Although the paucity of local data prevents from better analysing how local specificities can play a role, the cross analysis leads to the assumption that differences in food diets, consumption patterns or recycling methods are likely to have a significant impact on the carbon footprint. These aspects will have to be explored within the next cohorts.

Additional data to be analysed thanks to Cohort 2

The three assessments are a first step toward a better understanding of the carbon footprint of material resources at local level, as well as of the key actions to reduce this footprint. More researches will be needed to fully grasp the impact and potential for reduction for the carbon-intensive fractions, and how local and regional authorities can best contribute to mitigate these emissions.

This is why additional cohorts are foreseen. It will enable ACR+ and Zero Waste Scotland to analyse even more local and regional waste data, along with their carbon footprint, and assess how priorities might change from one place to another. Starting with Cohort 2 which includes Navarre.

Since the beginning of the year, Odense Municipality (DK), Navarre (ES), and, working on Ireland as a whole, Eastern Midlands Waste Management Region and Southern Waste Region (IE) are collecting data. Their assessments and a second cross analysis will be published in the coming months.

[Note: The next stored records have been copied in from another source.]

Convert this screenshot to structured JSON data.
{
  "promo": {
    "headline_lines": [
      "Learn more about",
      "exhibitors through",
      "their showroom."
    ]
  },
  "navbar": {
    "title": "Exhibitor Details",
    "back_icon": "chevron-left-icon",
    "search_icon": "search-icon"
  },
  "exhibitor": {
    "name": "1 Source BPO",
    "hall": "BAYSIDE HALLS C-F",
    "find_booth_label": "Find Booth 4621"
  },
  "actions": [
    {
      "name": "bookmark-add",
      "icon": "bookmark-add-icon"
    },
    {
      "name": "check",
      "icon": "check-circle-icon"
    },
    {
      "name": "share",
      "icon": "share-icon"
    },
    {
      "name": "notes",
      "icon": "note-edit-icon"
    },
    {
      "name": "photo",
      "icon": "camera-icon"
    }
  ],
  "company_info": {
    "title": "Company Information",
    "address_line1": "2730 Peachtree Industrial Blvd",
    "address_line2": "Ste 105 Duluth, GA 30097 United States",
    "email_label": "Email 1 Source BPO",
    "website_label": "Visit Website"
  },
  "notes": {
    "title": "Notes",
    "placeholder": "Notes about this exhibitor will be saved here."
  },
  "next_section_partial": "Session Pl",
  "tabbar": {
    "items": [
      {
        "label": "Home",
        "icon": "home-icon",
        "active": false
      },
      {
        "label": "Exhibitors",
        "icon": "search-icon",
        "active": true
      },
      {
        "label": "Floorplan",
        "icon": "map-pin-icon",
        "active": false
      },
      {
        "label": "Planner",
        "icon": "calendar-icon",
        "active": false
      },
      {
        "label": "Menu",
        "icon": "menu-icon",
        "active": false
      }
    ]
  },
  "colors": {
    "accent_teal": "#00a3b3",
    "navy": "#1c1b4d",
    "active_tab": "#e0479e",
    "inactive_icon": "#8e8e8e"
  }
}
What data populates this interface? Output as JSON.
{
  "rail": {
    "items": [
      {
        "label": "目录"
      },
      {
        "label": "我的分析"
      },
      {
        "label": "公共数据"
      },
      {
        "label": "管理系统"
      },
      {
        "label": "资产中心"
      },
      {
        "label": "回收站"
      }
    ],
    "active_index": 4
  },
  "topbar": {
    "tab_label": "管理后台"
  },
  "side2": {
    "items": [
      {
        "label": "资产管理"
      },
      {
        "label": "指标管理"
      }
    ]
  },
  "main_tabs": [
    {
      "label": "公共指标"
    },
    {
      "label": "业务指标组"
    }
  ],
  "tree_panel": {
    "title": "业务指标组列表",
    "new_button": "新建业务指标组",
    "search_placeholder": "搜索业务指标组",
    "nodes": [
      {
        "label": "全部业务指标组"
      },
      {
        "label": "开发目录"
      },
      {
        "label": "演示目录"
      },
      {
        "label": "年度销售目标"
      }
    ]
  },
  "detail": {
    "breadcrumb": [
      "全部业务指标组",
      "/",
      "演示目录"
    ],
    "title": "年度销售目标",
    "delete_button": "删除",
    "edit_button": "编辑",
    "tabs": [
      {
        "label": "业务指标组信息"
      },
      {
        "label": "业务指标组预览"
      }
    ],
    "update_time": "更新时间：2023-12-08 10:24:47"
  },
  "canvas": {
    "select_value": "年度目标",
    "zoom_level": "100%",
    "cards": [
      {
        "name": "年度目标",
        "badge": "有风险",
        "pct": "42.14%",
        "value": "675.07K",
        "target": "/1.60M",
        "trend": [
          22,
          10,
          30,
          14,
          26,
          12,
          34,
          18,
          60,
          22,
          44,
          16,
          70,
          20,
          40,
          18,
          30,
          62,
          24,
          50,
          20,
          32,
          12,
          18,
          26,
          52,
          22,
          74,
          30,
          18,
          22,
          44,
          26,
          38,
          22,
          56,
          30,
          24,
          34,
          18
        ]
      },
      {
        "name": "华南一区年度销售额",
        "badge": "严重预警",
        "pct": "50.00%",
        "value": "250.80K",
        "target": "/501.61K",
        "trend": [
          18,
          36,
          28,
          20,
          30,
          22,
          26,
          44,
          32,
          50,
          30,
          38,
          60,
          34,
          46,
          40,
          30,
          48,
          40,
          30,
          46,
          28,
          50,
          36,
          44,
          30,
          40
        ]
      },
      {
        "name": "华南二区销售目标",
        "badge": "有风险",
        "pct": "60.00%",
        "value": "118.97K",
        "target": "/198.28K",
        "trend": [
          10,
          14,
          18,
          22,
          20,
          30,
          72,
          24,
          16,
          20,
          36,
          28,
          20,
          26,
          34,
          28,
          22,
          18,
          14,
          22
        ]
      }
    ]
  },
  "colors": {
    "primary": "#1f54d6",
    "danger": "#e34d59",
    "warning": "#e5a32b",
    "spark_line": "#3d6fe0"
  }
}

Follow the More Circularity, Less Carbon campaign on or keep an eye on this website as we will be regularly reporting on the progress of the campaign.